At the same time, celebrities themselves are no longer shielded from public scrutiny and debate. Quite the reverse. A whole industry has developed based on opening up the world of celebrity to public gaze and, today, every aspect of celebrity life is of interest and open to critique. Moral debates about ‘correct’ lifestyles and behavioural norms are conducted through the withering and unforgiving lens of celebrity magazines, TV chat shows, social media and online forums as well as in extensive newspaper coverage and gossip columns.
In this climate it becomes much more difficult, almost impossible perhaps, for contemporary celebrities to ‘get away with it’ in the way that Jimmy Savile evidently did. Even the smallest celebrity indiscretion can now be the source of a major story. So, if the nascent culture of celebrity of the post-1945 period was indeed a fertile ground for persistent and undiscovered sexual abuse, today’s more established version may have become, albeit inadvertently, something of a bulwark against the abuse of power by those living celebrity lifestyles.
Furedi, F. (2013) Moral Crusades in an Age of Mistrust: The Jimmy Savile Scandal (Oxford: Palgrave Macmillan).
Gray, D. and Watt, P. (2013) Giving Victims a Voice: Joint Report into Allegations made Against Jimmy Savile (MPS / NSPCC).
Rojek, C. (2001) Celebrity (London: Reaktion Books).

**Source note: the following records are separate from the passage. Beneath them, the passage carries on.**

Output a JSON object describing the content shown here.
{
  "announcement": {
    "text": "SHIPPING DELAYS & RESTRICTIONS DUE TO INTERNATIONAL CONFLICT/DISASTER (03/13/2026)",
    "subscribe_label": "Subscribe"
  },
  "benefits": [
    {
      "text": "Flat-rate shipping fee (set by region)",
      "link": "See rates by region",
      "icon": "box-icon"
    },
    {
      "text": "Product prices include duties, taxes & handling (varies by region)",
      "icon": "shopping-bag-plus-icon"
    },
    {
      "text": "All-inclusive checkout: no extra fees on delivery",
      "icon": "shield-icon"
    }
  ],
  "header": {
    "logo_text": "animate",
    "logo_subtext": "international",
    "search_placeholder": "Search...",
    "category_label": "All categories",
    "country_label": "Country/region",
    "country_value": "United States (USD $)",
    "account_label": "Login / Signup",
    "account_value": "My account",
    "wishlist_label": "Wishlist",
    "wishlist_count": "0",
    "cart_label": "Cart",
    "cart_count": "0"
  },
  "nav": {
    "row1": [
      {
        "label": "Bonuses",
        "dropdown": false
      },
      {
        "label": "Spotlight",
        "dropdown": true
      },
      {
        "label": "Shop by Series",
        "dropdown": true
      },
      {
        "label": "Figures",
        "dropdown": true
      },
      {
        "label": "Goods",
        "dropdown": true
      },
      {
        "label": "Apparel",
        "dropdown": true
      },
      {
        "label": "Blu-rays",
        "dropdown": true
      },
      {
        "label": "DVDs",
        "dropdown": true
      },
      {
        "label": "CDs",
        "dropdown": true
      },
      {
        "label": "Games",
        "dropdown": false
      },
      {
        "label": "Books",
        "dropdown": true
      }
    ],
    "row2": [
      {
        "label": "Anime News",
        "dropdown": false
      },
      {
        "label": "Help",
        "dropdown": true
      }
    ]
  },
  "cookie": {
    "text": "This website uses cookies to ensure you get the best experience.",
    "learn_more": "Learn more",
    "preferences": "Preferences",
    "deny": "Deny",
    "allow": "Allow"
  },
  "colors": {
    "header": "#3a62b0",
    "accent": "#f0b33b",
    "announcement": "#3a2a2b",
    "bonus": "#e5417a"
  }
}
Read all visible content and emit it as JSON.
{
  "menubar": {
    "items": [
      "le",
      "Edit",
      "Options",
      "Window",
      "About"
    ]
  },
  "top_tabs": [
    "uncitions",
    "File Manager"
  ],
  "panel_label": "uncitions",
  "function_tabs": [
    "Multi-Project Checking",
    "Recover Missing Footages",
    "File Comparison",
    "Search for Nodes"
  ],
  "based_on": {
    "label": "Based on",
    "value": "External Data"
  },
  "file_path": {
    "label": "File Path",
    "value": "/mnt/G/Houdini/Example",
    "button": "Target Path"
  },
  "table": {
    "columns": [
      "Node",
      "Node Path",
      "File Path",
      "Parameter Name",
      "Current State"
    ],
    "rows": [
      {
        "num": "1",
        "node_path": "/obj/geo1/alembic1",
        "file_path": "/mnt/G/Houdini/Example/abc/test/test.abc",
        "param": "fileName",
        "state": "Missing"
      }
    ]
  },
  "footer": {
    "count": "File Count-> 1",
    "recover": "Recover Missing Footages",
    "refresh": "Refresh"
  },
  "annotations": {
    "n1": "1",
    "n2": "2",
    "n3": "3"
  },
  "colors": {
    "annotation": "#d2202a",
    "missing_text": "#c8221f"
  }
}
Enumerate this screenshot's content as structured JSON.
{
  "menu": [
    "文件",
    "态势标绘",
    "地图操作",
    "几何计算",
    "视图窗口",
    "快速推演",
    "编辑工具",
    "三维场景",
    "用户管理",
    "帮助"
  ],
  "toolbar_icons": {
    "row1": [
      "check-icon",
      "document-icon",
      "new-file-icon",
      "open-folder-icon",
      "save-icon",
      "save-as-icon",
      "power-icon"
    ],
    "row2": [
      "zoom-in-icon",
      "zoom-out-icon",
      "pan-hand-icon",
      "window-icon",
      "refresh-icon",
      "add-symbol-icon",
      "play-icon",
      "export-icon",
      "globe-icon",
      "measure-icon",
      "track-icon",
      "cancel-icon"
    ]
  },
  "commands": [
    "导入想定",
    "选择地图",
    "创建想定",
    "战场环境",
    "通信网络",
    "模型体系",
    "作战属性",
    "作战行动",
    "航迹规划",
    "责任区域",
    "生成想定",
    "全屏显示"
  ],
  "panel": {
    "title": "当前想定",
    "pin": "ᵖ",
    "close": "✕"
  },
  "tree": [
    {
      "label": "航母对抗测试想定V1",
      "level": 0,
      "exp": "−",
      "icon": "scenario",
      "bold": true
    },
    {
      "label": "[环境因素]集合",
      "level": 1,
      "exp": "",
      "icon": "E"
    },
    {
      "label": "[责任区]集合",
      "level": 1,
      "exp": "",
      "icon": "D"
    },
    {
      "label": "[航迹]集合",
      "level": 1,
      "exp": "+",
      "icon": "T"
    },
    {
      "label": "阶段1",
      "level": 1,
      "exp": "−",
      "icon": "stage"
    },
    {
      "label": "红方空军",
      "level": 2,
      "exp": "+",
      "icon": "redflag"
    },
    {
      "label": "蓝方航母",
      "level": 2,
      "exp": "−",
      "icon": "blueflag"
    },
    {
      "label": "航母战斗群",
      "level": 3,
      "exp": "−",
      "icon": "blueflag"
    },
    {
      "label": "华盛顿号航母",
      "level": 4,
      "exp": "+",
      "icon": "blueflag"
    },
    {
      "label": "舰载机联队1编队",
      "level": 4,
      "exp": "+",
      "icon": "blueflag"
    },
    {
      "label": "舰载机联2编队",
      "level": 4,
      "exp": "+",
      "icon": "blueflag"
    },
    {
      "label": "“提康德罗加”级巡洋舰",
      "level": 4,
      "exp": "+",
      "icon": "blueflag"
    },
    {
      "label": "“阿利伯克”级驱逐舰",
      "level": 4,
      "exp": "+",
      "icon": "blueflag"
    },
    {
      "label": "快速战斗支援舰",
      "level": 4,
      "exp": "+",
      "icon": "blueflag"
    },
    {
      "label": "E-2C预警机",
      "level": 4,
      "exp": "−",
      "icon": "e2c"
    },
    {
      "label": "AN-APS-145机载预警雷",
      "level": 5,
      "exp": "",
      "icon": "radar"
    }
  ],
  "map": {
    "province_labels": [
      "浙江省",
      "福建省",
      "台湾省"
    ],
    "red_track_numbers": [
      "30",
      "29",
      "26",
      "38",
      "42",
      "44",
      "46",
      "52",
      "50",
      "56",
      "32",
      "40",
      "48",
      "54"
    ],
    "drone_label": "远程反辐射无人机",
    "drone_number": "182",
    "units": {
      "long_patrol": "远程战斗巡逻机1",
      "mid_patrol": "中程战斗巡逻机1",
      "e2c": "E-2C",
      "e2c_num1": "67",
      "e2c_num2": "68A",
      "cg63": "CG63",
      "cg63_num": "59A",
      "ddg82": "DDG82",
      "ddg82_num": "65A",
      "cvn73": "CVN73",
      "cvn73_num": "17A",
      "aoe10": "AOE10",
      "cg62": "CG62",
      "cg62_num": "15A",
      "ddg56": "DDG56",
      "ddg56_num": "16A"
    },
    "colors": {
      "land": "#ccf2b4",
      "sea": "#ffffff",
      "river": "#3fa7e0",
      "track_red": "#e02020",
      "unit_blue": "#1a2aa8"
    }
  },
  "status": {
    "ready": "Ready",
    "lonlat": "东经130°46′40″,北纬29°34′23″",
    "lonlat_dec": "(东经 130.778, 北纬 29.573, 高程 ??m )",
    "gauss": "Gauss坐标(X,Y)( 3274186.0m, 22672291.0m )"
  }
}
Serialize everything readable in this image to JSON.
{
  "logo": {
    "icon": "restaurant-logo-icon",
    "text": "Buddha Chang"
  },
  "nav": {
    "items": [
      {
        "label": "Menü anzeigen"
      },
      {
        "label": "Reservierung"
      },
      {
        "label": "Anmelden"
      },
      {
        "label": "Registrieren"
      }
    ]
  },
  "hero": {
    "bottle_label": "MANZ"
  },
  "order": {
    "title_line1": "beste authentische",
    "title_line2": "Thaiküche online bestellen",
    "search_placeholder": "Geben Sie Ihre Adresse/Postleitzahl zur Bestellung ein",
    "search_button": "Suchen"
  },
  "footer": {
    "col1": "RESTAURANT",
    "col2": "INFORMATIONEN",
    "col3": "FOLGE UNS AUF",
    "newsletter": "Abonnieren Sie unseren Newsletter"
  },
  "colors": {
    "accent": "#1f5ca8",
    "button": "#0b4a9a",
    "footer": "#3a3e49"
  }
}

Chapter 18, The Media, contains some useful material on the development of media forms and celebrity culture is discussed briefly on pp. 786-88. However, it is important to get a sense of how and why children and childhood have become such a major social concern, so Chapter 9, The Life Course, will be helpful too, particularly pp. 348-52. In Sociology: Introductory Readings, Reading1 (C. Wright-Mills) on sociology’s interest in private/public life gives a very general overview of this issue and Bauman’s outline of postmodern cultural change in Reading 7 may be of interest.